══ Available data

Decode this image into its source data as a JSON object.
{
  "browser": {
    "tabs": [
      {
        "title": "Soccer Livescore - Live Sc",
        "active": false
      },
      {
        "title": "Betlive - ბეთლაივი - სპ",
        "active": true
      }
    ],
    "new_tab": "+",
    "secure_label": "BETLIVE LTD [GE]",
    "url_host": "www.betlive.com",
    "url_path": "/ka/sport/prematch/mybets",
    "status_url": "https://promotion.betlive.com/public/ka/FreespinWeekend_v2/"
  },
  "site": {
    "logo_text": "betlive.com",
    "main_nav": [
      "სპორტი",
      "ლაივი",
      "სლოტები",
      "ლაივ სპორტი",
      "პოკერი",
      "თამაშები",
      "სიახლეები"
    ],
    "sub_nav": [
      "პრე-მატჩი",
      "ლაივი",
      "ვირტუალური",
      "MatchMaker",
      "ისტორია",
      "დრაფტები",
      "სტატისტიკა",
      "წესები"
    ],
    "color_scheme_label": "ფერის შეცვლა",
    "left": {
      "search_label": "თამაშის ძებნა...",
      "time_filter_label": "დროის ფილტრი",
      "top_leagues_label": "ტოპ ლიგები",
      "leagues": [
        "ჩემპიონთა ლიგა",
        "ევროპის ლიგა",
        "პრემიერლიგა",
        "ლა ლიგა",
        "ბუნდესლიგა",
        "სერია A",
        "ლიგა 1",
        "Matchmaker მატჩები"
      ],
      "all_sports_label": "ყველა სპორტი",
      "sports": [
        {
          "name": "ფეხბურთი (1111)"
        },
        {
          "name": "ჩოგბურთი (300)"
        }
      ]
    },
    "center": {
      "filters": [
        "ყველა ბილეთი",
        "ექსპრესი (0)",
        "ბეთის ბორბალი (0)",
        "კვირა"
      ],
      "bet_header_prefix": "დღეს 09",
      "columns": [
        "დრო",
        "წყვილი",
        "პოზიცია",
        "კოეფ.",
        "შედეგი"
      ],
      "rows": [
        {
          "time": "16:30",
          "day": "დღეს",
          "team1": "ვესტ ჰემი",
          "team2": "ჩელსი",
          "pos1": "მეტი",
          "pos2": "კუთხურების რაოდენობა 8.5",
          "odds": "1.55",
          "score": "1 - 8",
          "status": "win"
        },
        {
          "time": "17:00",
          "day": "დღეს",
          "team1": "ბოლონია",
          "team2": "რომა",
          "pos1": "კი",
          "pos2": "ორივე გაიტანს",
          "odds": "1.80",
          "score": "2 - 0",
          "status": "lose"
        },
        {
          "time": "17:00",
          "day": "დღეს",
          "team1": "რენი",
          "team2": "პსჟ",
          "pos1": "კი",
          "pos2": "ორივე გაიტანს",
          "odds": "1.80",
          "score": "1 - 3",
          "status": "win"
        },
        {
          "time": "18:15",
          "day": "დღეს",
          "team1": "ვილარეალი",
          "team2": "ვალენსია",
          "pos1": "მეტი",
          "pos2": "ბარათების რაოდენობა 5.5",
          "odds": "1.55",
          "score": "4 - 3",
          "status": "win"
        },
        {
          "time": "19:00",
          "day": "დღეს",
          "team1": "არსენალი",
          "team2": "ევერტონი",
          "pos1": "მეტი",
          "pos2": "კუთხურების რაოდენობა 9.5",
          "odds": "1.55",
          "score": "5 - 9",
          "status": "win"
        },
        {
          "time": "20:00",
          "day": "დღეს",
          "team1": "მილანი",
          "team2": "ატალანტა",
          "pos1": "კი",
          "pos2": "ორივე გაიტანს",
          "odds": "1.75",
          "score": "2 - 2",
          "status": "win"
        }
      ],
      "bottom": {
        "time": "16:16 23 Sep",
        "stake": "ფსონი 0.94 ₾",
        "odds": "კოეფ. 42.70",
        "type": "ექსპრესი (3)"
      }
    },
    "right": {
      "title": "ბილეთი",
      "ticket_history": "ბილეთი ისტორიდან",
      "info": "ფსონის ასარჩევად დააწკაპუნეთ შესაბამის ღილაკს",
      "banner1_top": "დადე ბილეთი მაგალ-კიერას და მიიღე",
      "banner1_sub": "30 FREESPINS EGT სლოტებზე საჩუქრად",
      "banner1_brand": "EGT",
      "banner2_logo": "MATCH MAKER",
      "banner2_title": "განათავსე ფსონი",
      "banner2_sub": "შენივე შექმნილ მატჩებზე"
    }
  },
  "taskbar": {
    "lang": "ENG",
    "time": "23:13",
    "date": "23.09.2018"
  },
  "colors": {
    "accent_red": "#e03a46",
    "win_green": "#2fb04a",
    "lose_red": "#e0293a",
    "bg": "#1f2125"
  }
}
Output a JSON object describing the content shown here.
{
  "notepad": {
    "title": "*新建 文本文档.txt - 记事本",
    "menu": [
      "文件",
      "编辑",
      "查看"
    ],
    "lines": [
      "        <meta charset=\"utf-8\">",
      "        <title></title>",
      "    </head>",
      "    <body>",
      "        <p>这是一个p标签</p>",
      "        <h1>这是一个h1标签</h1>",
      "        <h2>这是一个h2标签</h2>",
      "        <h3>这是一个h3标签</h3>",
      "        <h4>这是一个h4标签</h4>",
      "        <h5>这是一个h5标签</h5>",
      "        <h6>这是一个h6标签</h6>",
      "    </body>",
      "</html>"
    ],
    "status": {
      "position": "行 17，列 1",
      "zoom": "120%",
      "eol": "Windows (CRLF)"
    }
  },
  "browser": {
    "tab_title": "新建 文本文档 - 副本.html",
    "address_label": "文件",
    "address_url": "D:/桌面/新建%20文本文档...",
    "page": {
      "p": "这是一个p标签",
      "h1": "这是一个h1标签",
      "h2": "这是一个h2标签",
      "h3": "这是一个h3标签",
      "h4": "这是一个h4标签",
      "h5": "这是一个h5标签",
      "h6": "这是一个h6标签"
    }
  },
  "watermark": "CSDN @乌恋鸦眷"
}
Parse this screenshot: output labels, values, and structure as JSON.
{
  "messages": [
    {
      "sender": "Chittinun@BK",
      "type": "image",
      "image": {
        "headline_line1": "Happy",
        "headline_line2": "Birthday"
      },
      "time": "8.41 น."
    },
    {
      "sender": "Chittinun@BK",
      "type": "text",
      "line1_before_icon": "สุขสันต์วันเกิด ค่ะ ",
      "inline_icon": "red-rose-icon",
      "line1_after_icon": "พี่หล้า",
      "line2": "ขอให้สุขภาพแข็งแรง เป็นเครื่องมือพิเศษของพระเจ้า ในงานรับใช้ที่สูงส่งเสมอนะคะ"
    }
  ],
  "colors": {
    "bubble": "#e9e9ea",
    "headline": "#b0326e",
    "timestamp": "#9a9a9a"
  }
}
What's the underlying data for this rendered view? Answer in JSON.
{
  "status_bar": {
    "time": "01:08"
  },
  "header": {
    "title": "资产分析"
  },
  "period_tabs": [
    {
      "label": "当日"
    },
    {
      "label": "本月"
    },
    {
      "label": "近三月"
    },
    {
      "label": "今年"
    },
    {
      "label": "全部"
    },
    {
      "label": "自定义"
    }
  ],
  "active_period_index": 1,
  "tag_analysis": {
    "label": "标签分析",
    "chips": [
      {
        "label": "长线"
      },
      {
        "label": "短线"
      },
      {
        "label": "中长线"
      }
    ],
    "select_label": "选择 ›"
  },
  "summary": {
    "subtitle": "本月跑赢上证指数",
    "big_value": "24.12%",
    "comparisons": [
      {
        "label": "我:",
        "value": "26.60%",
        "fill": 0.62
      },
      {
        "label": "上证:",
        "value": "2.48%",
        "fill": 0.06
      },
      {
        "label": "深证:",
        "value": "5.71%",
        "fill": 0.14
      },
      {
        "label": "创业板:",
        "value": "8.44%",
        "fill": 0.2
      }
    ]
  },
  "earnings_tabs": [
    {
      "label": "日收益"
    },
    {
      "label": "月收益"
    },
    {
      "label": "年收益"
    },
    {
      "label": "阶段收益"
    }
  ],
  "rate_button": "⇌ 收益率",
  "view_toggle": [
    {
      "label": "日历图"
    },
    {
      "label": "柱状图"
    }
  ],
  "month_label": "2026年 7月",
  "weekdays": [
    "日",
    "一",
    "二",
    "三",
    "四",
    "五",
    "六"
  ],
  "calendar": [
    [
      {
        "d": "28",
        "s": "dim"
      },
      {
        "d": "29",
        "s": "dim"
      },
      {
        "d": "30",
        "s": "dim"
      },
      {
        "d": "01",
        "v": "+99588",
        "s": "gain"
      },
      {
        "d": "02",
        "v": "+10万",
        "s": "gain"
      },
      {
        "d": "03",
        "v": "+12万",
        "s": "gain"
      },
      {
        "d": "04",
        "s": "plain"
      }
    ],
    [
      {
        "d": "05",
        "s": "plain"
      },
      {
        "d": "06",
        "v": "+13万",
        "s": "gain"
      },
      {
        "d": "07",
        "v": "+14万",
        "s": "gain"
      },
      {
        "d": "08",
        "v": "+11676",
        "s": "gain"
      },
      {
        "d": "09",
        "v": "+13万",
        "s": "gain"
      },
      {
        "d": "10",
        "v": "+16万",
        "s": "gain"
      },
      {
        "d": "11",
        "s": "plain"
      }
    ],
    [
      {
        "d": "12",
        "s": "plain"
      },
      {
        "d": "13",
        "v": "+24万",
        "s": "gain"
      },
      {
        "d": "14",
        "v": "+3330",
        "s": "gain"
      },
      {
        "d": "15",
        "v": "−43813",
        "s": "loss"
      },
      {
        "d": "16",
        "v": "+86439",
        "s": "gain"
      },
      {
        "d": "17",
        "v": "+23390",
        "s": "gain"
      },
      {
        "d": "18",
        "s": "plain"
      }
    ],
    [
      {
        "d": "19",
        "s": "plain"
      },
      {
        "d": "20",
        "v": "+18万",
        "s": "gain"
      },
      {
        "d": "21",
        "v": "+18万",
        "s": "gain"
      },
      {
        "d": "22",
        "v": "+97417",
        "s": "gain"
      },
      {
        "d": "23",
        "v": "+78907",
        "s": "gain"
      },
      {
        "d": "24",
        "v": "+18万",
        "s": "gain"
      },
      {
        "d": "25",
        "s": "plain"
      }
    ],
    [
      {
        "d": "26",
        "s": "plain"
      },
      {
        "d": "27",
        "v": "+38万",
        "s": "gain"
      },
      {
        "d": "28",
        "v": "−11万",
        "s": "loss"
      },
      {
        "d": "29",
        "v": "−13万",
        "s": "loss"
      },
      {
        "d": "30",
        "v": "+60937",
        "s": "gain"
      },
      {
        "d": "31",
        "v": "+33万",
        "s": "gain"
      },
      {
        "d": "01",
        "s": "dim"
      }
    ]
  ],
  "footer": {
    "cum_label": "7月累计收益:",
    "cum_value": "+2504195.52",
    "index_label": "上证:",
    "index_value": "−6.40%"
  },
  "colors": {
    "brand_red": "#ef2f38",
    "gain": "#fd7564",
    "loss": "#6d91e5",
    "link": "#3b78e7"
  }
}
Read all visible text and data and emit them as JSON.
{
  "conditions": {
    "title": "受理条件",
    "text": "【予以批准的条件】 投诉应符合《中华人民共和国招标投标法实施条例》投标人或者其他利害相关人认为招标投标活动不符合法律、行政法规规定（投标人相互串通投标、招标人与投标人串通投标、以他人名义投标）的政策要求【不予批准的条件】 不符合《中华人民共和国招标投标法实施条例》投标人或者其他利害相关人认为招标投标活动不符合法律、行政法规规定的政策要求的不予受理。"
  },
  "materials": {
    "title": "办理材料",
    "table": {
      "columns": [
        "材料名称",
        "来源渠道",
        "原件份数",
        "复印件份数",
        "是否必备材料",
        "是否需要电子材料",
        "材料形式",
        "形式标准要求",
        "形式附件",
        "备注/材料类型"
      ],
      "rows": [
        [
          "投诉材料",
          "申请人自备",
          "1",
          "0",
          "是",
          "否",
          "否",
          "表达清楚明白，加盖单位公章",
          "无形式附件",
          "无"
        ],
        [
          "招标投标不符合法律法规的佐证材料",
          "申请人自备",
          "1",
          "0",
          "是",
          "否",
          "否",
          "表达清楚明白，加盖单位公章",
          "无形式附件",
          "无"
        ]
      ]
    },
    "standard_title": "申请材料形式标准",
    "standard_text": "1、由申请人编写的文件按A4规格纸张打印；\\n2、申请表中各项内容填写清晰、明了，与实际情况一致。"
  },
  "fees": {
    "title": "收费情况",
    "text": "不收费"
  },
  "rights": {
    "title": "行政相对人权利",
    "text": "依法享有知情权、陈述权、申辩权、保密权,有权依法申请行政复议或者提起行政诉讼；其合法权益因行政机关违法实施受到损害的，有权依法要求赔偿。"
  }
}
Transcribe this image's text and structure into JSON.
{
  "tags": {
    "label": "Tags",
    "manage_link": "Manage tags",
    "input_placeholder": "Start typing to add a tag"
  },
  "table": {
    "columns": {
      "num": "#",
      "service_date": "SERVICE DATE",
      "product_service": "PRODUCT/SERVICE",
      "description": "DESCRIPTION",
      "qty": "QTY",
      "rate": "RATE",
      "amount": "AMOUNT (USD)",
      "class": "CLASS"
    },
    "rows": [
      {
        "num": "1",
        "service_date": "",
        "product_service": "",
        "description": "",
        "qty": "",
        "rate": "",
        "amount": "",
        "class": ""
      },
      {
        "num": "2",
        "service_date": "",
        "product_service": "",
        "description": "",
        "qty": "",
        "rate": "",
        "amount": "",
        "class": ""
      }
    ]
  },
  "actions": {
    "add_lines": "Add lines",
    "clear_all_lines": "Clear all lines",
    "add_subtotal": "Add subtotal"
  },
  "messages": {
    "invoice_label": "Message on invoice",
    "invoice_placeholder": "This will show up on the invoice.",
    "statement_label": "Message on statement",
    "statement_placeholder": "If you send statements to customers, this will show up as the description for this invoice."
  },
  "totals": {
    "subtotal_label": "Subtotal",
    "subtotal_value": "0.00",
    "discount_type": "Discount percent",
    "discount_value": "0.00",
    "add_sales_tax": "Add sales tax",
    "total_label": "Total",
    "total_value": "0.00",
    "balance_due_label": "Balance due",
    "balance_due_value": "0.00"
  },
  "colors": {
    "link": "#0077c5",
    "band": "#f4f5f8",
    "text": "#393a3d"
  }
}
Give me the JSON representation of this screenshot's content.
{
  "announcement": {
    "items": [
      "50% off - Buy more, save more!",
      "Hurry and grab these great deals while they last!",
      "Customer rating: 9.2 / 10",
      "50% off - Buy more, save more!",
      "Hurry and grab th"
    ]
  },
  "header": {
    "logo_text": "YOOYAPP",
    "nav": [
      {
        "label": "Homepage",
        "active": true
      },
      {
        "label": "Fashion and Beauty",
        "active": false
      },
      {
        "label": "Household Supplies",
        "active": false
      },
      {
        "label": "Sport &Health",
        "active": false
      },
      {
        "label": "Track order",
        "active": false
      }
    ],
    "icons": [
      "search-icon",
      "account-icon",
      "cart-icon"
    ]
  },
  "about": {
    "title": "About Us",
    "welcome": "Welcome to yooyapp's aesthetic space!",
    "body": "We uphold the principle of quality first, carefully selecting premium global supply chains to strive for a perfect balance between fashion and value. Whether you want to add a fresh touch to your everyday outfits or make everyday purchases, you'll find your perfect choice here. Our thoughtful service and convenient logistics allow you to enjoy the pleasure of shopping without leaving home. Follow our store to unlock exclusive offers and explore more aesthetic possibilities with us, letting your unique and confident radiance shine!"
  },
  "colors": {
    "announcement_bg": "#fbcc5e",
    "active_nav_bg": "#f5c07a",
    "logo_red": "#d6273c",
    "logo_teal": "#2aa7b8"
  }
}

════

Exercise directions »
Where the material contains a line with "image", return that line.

Answer below »
Decode this image into its source data as a JSON object.
      "type": "image",
      "image": {
Transcribe this image's text and structure into JSON.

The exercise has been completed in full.